- [RECORDS SHOWN]:
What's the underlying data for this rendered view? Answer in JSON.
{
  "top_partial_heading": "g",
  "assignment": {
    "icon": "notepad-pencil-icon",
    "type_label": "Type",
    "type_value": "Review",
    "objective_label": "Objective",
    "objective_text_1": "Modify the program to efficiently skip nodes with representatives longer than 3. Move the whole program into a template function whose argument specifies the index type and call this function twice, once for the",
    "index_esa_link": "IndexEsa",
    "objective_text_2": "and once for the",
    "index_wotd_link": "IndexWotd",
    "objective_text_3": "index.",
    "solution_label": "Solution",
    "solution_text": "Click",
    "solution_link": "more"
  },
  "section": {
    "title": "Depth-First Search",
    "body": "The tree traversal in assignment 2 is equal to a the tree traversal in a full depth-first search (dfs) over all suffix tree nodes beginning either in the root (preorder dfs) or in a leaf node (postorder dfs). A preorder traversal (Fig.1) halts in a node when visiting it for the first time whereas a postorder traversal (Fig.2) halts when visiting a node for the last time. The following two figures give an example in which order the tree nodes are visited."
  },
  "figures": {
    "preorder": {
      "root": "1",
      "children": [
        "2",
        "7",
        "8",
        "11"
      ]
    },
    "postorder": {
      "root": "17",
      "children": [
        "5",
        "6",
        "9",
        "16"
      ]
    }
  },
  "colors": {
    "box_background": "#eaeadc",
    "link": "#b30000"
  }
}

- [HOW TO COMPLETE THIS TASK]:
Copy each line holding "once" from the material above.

- [EXERCISE RESPONSE]:
    "objective_text_1": "Modify the program to efficiently skip nodes with representatives longer than 3. Move the whole program into a template function whose argument specifies the index type and call this function twice, once for the",
    "objective_text_2": "and once for the",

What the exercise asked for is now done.